* [ABOUT THIS TASK]
Copy out the lines of the material that include the string "보유기간에".

* [RECORDS PROVIDED]

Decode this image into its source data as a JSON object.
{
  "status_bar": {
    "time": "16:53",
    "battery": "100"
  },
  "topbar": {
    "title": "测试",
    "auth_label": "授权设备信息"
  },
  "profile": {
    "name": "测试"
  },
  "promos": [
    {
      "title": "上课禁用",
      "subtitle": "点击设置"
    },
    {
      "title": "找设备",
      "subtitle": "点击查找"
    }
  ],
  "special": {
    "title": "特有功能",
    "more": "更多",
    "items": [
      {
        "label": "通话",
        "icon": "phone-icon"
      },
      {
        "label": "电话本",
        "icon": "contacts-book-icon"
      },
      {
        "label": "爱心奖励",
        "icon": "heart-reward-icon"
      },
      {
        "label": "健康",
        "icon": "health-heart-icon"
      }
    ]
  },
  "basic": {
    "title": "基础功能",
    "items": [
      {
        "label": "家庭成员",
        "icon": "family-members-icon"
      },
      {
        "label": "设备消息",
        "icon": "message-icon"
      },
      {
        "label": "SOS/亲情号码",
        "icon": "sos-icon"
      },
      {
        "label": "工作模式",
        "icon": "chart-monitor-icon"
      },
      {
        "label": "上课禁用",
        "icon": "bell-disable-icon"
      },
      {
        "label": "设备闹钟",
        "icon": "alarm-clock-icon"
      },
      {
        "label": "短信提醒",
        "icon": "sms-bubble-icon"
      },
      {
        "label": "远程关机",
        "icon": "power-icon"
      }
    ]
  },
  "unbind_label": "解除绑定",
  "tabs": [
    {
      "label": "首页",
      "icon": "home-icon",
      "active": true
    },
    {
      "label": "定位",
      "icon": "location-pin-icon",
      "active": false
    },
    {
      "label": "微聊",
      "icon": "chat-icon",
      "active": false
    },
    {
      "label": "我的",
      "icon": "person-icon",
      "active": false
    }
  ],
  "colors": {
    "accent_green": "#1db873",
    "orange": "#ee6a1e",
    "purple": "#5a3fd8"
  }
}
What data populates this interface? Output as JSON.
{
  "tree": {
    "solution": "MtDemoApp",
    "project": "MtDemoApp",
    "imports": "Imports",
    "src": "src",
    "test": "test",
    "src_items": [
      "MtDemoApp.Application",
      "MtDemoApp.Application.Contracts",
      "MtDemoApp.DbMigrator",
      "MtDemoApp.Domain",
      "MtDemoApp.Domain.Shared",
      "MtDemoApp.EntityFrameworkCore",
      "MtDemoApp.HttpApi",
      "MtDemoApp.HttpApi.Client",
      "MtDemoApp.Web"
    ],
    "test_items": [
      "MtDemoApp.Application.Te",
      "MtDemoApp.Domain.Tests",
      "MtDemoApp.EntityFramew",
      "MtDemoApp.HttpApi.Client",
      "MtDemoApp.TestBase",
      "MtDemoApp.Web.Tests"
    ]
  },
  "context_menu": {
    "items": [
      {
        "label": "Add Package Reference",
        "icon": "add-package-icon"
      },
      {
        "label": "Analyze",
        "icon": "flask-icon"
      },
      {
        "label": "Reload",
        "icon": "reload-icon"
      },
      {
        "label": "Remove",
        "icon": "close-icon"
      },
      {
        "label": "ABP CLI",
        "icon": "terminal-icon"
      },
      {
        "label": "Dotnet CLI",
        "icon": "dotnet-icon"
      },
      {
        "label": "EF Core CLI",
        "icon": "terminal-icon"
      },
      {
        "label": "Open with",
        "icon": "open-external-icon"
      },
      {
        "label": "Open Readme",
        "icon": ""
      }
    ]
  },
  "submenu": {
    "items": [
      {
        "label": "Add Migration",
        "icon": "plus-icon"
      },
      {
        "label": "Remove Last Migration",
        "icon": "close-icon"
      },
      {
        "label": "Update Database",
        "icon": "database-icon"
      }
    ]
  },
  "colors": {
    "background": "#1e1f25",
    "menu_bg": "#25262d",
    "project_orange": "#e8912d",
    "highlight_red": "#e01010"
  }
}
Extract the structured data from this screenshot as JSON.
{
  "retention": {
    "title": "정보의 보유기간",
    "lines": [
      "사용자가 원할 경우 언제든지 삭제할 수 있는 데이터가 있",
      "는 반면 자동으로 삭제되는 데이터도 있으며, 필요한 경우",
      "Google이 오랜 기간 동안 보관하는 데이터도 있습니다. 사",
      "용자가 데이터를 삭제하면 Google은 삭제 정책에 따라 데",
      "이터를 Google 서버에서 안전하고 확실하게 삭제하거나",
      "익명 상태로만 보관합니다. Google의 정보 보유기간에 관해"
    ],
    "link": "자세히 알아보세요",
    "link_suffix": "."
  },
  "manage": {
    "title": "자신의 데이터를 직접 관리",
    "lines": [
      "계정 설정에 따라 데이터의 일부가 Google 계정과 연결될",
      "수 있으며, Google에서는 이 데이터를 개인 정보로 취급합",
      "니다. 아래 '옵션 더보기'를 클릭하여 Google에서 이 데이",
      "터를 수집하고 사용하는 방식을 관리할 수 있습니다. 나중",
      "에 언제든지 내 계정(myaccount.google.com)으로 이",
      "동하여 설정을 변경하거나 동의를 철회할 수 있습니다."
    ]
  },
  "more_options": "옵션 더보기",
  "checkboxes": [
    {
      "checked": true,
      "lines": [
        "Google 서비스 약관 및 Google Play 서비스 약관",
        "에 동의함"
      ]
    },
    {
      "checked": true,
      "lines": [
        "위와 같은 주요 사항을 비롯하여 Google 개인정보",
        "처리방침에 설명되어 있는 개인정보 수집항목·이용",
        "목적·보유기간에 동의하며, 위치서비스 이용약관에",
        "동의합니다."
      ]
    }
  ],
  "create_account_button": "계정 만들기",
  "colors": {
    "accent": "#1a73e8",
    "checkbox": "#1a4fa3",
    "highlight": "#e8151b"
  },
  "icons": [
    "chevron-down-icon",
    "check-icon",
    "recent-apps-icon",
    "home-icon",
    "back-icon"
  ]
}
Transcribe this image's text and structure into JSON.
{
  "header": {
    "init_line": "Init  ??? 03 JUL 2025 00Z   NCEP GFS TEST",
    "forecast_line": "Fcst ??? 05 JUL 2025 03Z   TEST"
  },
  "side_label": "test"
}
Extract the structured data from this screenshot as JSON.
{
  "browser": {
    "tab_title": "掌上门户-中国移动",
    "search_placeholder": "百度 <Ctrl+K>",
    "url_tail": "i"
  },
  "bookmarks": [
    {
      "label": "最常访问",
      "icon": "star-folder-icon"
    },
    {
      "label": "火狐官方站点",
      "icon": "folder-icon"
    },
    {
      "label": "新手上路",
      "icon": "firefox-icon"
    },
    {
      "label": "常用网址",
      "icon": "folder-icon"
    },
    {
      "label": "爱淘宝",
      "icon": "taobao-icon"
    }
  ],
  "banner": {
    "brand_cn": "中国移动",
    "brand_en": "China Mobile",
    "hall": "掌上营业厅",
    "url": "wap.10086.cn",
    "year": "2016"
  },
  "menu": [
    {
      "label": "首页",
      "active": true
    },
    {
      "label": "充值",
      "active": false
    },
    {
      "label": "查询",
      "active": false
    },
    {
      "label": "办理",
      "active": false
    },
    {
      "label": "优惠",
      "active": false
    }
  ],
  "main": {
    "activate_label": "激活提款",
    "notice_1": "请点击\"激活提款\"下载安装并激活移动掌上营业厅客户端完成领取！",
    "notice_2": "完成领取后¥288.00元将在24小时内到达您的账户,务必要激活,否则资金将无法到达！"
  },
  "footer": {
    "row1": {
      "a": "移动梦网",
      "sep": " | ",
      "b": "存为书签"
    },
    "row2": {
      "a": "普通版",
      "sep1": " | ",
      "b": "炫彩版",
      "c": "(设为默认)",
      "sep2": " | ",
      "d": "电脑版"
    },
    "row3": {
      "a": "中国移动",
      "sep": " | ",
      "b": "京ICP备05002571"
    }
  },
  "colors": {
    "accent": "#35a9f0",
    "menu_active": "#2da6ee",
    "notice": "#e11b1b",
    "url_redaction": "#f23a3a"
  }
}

* [EXERCISE ANSWER]
      "익명 상태로만 보관합니다. Google의 정보 보유기간에 관해"
        "목적·보유기간에 동의하며, 위치서비스 이용약관에",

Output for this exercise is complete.